(RECORDS SUPPLIED)
################
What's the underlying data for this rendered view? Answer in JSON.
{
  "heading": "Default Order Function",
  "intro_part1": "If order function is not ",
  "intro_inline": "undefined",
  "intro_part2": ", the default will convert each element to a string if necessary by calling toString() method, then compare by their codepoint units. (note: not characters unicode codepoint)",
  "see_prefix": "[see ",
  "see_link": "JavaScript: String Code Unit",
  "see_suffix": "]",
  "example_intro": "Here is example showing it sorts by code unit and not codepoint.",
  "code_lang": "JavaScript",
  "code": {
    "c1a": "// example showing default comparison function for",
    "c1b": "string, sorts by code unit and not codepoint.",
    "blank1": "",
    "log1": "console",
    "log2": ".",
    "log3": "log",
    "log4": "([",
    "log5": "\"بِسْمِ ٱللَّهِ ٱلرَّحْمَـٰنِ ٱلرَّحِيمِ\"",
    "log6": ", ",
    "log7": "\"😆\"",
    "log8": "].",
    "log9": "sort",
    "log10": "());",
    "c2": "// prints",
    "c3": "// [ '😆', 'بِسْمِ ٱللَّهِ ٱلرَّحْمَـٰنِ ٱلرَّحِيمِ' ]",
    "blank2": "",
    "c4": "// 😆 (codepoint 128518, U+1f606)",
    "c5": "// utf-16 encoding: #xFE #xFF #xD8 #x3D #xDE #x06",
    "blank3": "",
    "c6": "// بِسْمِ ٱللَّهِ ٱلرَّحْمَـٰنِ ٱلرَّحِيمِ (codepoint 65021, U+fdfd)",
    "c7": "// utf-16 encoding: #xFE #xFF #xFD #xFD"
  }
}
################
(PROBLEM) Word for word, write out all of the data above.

(TASK RESPONSE)
What's the underlying data for this rendered view? Answer in JSON.
{
  "heading": "Default Order Function",
  "intro_part1": "If order function is not ",
  "intro_inline": "undefined",
  "intro_part2": ", the default will convert each element to a string if necessary by calling toString() method, then compare by their codepoint units. (note: not characters unicode codepoint)",
  "see_prefix": "[see ",
  "see_link": "JavaScript: String Code Unit",
  "see_suffix": "]",
  "example_intro": "Here is example showing it sorts by code unit and not codepoint.",
  "code_lang": "JavaScript",
  "code": {
    "c1a": "// example showing default comparison function for",
    "c1b": "string, sorts by code unit and not codepoint.",
    "blank1": "",
    "log1": "console",
    "log2": ".",
    "log3": "log",
    "log4": "([",
    "log5": "\"بِسْمِ ٱللَّهِ ٱلرَّحْمَـٰنِ ٱلرَّحِيمِ\"",
    "log6": ", ",
    "log7": "\"😆\"",
    "log8": "].",
    "log9": "sort",
    "log10": "());",
    "c2": "// prints",
    "c3": "// [ '😆', 'بِسْمِ ٱللَّهِ ٱلرَّحْمَـٰنِ ٱلرَّحِيمِ' ]",
    "blank2": "",
    "c4": "// 😆 (codepoint 128518, U+1f606)",
    "c5": "// utf-16 encoding: #xFE #xFF #xD8 #x3D #xDE #x06",
    "blank3": "",
    "c6": "// بِسْمِ ٱللَّهِ ٱلرَّحْمَـٰنِ ٱلرَّحِيمِ (codepoint 65021, U+fdfd)",
    "c7": "// utf-16 encoding: #xFE #xFF #xFD #xFD"
  }
}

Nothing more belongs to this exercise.